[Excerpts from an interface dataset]
* * *
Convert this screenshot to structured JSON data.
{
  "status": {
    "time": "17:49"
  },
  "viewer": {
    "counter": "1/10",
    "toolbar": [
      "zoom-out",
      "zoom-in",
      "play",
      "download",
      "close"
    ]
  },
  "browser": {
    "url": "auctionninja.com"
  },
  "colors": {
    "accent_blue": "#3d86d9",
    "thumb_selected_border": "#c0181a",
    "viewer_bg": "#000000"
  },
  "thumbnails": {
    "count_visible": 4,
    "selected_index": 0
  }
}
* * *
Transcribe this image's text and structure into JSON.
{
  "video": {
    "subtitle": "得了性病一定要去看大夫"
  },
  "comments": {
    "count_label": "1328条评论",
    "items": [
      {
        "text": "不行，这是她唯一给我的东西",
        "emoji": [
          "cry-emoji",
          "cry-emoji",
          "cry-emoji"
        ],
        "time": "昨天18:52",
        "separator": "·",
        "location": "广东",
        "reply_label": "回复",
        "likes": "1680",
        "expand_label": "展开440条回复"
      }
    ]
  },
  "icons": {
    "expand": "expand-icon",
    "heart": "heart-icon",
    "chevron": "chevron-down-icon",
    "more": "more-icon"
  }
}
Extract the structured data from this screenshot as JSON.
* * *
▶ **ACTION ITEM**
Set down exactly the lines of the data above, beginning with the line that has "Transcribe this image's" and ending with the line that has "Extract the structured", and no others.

▶ **ANSWER AREA**
Transcribe this image's text and structure into JSON.
{
  "video": {
    "subtitle": "得了性病一定要去看大夫"
  },
  "comments": {
    "count_label": "1328条评论",
    "items": [
      {
        "text": "不行，这是她唯一给我的东西",
        "emoji": [
          "cry-emoji",
          "cry-emoji",
          "cry-emoji"
        ],
        "time": "昨天18:52",
        "separator": "·",
        "location": "广东",
        "reply_label": "回复",
        "likes": "1680",
        "expand_label": "展开440条回复"
      }
    ]
  },
  "icons": {
    "expand": "expand-icon",
    "heart": "heart-icon",
    "chevron": "chevron-down-icon",
    "more": "more-icon"
  }
}
Extract the structured data from this screenshot as JSON.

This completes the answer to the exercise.